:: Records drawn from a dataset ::

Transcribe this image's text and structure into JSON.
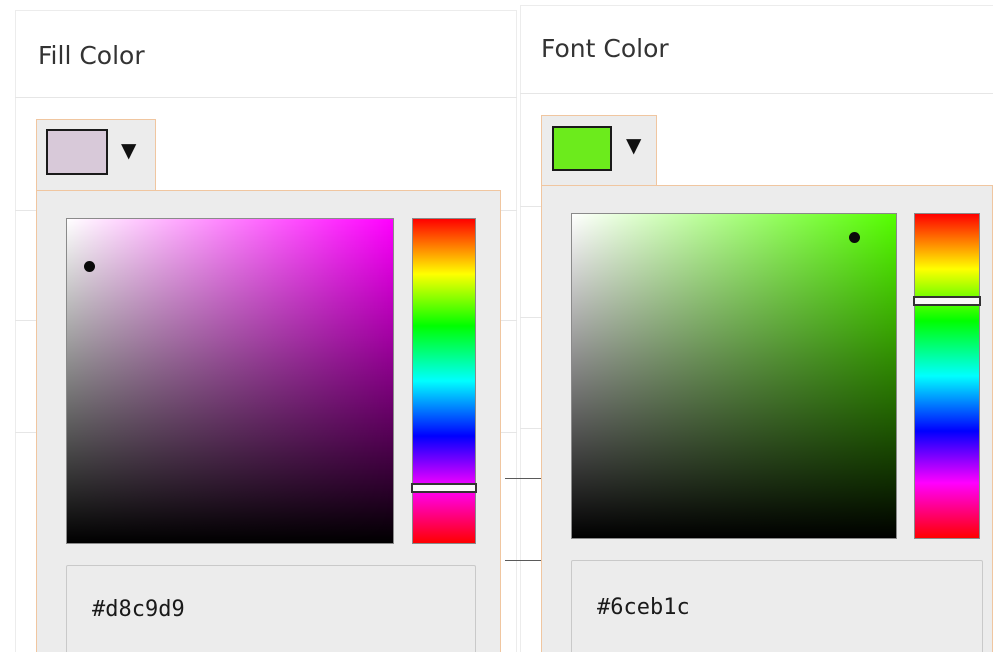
{
  "fill": {
    "title": "Fill Color",
    "swatch_color": "#d8c9d9",
    "dropdown_arrow": "▼",
    "hue_color": "#ff00ff",
    "hue_fraction": 0.83,
    "hex_value": "#d8c9d9"
  },
  "font": {
    "title": "Font Color",
    "swatch_color": "#6ceb1c",
    "dropdown_arrow": "▼",
    "hue_color": "#55ff00",
    "hue_fraction": 0.27,
    "hex_value": "#6ceb1c"
  },
  "colors": {
    "popup_border": "#f0c6a0",
    "popup_background": "#ececec"
  }
}
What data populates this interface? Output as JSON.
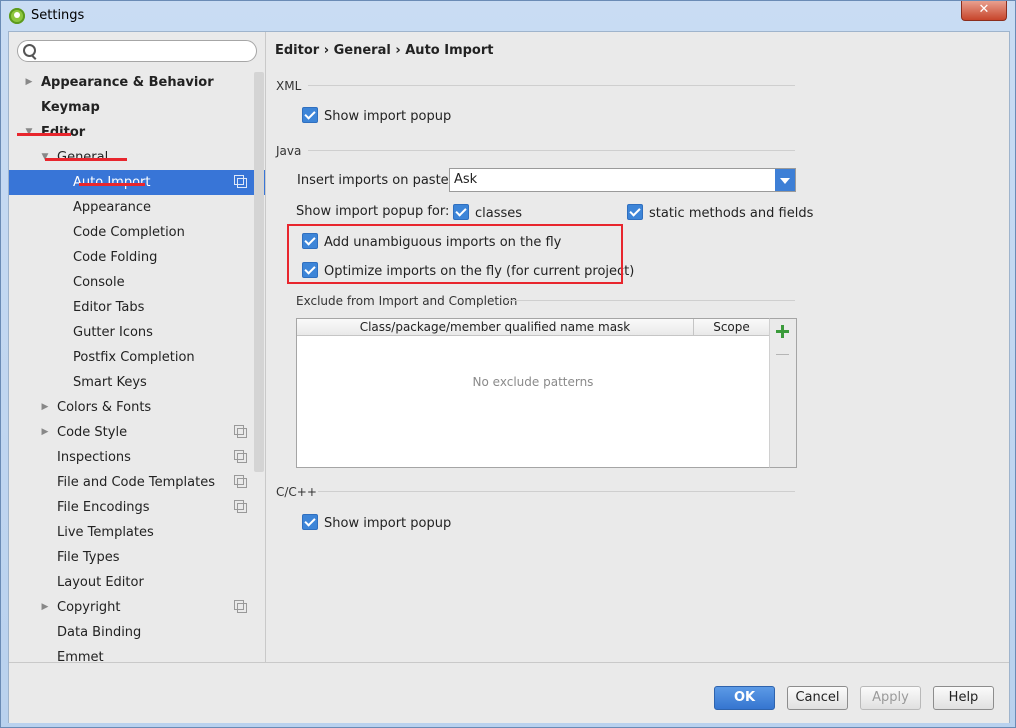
{
  "window": {
    "title": "Settings",
    "close_label": "✕"
  },
  "search": {
    "placeholder": "",
    "value": ""
  },
  "sidebar": {
    "items": [
      {
        "label": "Appearance & Behavior",
        "level": 0,
        "arrow": "▶",
        "bold": true
      },
      {
        "label": "Keymap",
        "level": 0,
        "arrow": "",
        "bold": true
      },
      {
        "label": "Editor",
        "level": 0,
        "arrow": "▼",
        "bold": true
      },
      {
        "label": "General",
        "level": 1,
        "arrow": "▼"
      },
      {
        "label": "Auto Import",
        "level": 2,
        "selected": true,
        "copy": true
      },
      {
        "label": "Appearance",
        "level": 2
      },
      {
        "label": "Code Completion",
        "level": 2
      },
      {
        "label": "Code Folding",
        "level": 2
      },
      {
        "label": "Console",
        "level": 2
      },
      {
        "label": "Editor Tabs",
        "level": 2
      },
      {
        "label": "Gutter Icons",
        "level": 2
      },
      {
        "label": "Postfix Completion",
        "level": 2
      },
      {
        "label": "Smart Keys",
        "level": 2
      },
      {
        "label": "Colors & Fonts",
        "level": 1,
        "arrow": "▶"
      },
      {
        "label": "Code Style",
        "level": 1,
        "arrow": "▶",
        "copy": true
      },
      {
        "label": "Inspections",
        "level": 1,
        "copy": true
      },
      {
        "label": "File and Code Templates",
        "level": 1,
        "copy": true
      },
      {
        "label": "File Encodings",
        "level": 1,
        "copy": true
      },
      {
        "label": "Live Templates",
        "level": 1
      },
      {
        "label": "File Types",
        "level": 1
      },
      {
        "label": "Layout Editor",
        "level": 1
      },
      {
        "label": "Copyright",
        "level": 1,
        "arrow": "▶",
        "copy": true
      },
      {
        "label": "Data Binding",
        "level": 1
      },
      {
        "label": "Emmet",
        "level": 1
      }
    ]
  },
  "breadcrumb": {
    "part1": "Editor",
    "sep": "›",
    "part2": "General",
    "part3": "Auto Import"
  },
  "xml": {
    "section": "XML",
    "show_popup": "Show import popup"
  },
  "java": {
    "section": "Java",
    "insert_label": "Insert imports on paste:",
    "insert_value": "Ask",
    "show_popup_for": "Show import popup for:",
    "classes": "classes",
    "static": "static methods and fields",
    "unambiguous": "Add unambiguous imports on the fly",
    "optimize": "Optimize imports on the fly (for current project)",
    "exclude_title": "Exclude from Import and Completion",
    "col_mask": "Class/package/member qualified name mask",
    "col_scope": "Scope",
    "empty": "No exclude patterns"
  },
  "cpp": {
    "section": "C/C++",
    "show_popup": "Show import popup"
  },
  "footer": {
    "ok": "OK",
    "cancel": "Cancel",
    "apply": "Apply",
    "help": "Help"
  },
  "colors": {
    "accent": "#3875d7",
    "highlight": "#e8262d",
    "add": "#3a9a3a"
  }
}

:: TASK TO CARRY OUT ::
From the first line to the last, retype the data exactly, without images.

:: REPLY TO THE EXERCISE ::
Transcribe this image's text and structure into JSON.
{
  "fill": {
    "title": "Fill Color",
    "swatch_color": "#d8c9d9",
    "dropdown_arrow": "▼",
    "hue_color": "#ff00ff",
    "hue_fraction": 0.83,
    "hex_value": "#d8c9d9"
  },
  "font": {
    "title": "Font Color",
    "swatch_color": "#6ceb1c",
    "dropdown_arrow": "▼",
    "hue_color": "#55ff00",
    "hue_fraction": 0.27,
    "hex_value": "#6ceb1c"
  },
  "colors": {
    "popup_border": "#f0c6a0",
    "popup_background": "#ececec"
  }
}
What data populates this interface? Output as JSON.
{
  "window": {
    "title": "Settings",
    "close_label": "✕"
  },
  "search": {
    "placeholder": "",
    "value": ""
  },
  "sidebar": {
    "items": [
      {
        "label": "Appearance & Behavior",
        "level": 0,
        "arrow": "▶",
        "bold": true
      },
      {
        "label": "Keymap",
        "level": 0,
        "arrow": "",
        "bold": true
      },
      {
        "label": "Editor",
        "level": 0,
        "arrow": "▼",
        "bold": true
      },
      {
        "label": "General",
        "level": 1,
        "arrow": "▼"
      },
      {
        "label": "Auto Import",
        "level": 2,
        "selected": true,
        "copy": true
      },
      {
        "label": "Appearance",
        "level": 2
      },
      {
        "label": "Code Completion",
        "level": 2
      },
      {
        "label": "Code Folding",
        "level": 2
      },
      {
        "label": "Console",
        "level": 2
      },
      {
        "label": "Editor Tabs",
        "level": 2
      },
      {
        "label": "Gutter Icons",
        "level": 2
      },
      {
        "label": "Postfix Completion",
        "level": 2
      },
      {
        "label": "Smart Keys",
        "level": 2
      },
      {
        "label": "Colors & Fonts",
        "level": 1,
        "arrow": "▶"
      },
      {
        "label": "Code Style",
        "level": 1,
        "arrow": "▶",
        "copy": true
      },
      {
        "label": "Inspections",
        "level": 1,
        "copy": true
      },
      {
        "label": "File and Code Templates",
        "level": 1,
        "copy": true
      },
      {
        "label": "File Encodings",
        "level": 1,
        "copy": true
      },
      {
        "label": "Live Templates",
        "level": 1
      },
      {
        "label": "File Types",
        "level": 1
      },
      {
        "label": "Layout Editor",
        "level": 1
      },
      {
        "label": "Copyright",
        "level": 1,
        "arrow": "▶",
        "copy": true
      },
      {
        "label": "Data Binding",
        "level": 1
      },
      {
        "label": "Emmet",
        "level": 1
      }
    ]
  },
  "breadcrumb": {
    "part1": "Editor",
    "sep": "›",
    "part2": "General",
    "part3": "Auto Import"
  },
  "xml": {
    "section": "XML",
    "show_popup": "Show import popup"
  },
  "java": {
    "section": "Java",
    "insert_label": "Insert imports on paste:",
    "insert_value": "Ask",
    "show_popup_for": "Show import popup for:",
    "classes": "classes",
    "static": "static methods and fields",
    "unambiguous": "Add unambiguous imports on the fly",
    "optimize": "Optimize imports on the fly (for current project)",
    "exclude_title": "Exclude from Import and Completion",
    "col_mask": "Class/package/member qualified name mask",
    "col_scope": "Scope",
    "empty": "No exclude patterns"
  },
  "cpp": {
    "section": "C/C++",
    "show_popup": "Show import popup"
  },
  "footer": {
    "ok": "OK",
    "cancel": "Cancel",
    "apply": "Apply",
    "help": "Help"
  },
  "colors": {
    "accent": "#3875d7",
    "highlight": "#e8262d",
    "add": "#3a9a3a"
  }
}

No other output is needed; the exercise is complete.